(DATA FOR PROCESSING begins)

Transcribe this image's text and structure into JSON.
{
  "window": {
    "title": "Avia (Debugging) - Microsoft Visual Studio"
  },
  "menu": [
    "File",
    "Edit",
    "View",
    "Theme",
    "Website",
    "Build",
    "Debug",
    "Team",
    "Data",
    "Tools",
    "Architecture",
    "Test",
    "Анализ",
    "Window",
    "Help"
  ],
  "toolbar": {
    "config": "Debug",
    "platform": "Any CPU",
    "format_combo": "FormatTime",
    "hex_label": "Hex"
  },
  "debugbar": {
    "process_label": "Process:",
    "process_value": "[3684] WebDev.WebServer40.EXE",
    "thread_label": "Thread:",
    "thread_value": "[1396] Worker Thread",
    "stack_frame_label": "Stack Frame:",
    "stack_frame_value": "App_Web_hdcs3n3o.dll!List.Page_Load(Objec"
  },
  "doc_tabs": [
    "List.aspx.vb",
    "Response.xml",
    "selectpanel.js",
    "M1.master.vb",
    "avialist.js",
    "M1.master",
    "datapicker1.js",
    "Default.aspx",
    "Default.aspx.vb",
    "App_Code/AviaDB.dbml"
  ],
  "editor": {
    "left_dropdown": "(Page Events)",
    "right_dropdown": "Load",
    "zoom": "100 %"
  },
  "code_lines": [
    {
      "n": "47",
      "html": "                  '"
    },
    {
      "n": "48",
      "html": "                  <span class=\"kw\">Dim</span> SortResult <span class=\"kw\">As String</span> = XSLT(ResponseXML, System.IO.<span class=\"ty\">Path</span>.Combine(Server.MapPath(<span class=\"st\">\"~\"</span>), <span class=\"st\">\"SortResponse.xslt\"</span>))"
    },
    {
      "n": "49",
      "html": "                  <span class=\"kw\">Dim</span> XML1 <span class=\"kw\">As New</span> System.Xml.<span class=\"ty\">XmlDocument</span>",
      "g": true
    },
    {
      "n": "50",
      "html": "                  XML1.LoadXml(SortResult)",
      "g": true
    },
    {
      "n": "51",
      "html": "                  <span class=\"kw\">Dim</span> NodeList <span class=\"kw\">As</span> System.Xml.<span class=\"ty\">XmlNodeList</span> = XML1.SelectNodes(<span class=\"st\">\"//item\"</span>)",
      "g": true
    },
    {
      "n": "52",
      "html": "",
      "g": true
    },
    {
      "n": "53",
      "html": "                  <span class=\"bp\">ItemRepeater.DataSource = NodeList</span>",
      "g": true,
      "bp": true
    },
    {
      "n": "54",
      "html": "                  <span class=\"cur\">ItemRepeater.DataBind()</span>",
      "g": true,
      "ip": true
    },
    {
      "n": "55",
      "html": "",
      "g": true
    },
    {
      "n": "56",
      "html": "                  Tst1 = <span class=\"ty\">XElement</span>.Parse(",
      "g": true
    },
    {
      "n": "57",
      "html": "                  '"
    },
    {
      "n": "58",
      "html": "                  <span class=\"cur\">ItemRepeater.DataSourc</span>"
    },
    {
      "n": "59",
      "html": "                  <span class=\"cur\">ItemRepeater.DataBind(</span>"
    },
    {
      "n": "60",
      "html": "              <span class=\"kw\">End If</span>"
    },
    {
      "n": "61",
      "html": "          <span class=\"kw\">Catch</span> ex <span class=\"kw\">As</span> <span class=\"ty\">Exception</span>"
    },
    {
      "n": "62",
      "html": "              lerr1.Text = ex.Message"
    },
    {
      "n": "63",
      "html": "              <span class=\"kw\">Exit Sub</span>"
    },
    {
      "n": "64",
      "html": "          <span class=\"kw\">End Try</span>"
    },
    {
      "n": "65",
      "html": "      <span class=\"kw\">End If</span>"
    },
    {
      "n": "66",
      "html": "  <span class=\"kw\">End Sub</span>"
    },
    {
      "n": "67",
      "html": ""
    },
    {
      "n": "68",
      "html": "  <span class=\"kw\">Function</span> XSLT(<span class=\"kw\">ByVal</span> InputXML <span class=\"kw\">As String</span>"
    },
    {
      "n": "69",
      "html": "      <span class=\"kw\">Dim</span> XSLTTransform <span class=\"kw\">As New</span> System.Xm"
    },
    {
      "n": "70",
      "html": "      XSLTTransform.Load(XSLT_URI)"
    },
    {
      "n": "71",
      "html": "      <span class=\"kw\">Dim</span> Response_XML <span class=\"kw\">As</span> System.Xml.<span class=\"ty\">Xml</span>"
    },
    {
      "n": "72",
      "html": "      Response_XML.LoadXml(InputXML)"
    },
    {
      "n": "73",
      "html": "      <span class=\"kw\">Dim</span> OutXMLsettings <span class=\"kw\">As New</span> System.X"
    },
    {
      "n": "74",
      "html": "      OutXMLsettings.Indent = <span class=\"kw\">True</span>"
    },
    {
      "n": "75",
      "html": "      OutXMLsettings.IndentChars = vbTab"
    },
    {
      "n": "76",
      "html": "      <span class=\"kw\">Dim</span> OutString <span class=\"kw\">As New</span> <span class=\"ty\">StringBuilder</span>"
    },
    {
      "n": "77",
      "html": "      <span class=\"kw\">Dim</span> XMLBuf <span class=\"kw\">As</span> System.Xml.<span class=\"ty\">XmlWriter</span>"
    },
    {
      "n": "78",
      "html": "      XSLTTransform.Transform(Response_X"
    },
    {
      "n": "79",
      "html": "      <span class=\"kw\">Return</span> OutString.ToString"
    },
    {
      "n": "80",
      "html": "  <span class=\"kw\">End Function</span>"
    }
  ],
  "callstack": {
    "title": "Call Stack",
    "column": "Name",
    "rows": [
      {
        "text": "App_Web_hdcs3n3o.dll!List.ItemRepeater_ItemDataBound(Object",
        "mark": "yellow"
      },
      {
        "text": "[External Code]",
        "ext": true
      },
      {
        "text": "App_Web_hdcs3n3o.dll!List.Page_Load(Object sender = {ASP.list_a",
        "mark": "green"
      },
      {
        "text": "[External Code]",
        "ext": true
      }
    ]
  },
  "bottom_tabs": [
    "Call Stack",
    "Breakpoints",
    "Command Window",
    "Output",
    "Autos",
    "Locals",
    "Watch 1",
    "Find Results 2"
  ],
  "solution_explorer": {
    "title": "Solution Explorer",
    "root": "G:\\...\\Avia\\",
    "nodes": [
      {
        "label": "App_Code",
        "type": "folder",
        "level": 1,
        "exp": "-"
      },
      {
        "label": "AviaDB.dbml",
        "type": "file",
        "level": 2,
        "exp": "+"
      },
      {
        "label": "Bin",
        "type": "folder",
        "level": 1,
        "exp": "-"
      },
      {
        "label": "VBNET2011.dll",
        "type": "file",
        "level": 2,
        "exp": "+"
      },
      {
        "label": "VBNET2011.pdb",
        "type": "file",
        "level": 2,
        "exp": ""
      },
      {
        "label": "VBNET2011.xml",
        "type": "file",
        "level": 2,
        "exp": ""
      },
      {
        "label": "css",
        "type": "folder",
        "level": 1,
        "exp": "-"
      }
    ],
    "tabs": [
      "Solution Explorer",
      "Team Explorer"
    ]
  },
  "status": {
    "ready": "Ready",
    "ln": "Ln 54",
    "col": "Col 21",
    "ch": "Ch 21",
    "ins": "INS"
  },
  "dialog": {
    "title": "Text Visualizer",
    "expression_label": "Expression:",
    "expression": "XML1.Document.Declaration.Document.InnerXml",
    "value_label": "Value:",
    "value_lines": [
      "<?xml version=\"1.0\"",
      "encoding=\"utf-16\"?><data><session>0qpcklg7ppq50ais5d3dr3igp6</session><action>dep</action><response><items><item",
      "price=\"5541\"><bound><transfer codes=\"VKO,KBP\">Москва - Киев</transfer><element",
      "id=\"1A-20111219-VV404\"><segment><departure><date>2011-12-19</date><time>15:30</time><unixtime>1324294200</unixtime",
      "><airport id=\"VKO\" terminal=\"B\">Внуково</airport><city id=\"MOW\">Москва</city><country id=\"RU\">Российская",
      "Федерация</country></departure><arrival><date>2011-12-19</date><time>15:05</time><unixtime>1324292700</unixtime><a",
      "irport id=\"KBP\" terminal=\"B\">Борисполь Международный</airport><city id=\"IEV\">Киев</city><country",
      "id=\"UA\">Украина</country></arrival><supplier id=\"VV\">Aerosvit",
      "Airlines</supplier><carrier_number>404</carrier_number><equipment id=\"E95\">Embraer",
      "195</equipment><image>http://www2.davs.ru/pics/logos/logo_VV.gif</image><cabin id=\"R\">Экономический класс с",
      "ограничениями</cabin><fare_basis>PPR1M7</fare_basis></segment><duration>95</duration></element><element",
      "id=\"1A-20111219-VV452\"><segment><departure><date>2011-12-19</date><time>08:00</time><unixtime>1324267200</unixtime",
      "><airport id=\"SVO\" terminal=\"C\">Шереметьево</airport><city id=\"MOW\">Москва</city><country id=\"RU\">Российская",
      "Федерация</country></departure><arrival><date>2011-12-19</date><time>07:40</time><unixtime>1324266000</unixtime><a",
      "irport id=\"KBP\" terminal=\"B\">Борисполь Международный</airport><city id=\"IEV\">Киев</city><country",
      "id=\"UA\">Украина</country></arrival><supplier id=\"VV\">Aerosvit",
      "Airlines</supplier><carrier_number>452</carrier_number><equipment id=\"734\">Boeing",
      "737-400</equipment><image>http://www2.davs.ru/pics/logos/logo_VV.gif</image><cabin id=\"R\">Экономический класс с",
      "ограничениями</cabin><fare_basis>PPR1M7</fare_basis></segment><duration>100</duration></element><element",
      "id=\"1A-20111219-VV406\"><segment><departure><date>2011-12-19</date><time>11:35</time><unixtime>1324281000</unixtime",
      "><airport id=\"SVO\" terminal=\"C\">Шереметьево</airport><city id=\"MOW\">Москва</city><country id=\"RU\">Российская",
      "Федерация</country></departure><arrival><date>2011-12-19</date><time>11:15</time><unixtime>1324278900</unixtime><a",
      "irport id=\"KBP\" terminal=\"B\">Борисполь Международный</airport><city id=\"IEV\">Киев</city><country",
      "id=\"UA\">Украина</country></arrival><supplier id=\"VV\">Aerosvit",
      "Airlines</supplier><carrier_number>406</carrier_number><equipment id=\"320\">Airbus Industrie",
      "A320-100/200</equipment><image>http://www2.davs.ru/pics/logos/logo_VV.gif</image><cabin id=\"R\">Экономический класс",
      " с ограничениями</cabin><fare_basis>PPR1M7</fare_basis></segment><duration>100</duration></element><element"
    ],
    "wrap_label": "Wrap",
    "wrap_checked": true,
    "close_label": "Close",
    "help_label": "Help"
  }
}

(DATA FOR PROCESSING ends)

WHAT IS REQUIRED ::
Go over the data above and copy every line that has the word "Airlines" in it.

YOUR RESPONSE ::
      "Airlines</supplier><carrier_number>404</carrier_number><equipment id=\"E95\">Embraer",
      "Airlines</supplier><carrier_number>452</carrier_number><equipment id=\"734\">Boeing",
      "Airlines</supplier><carrier_number>406</carrier_number><equipment id=\"320\">Airbus Industrie",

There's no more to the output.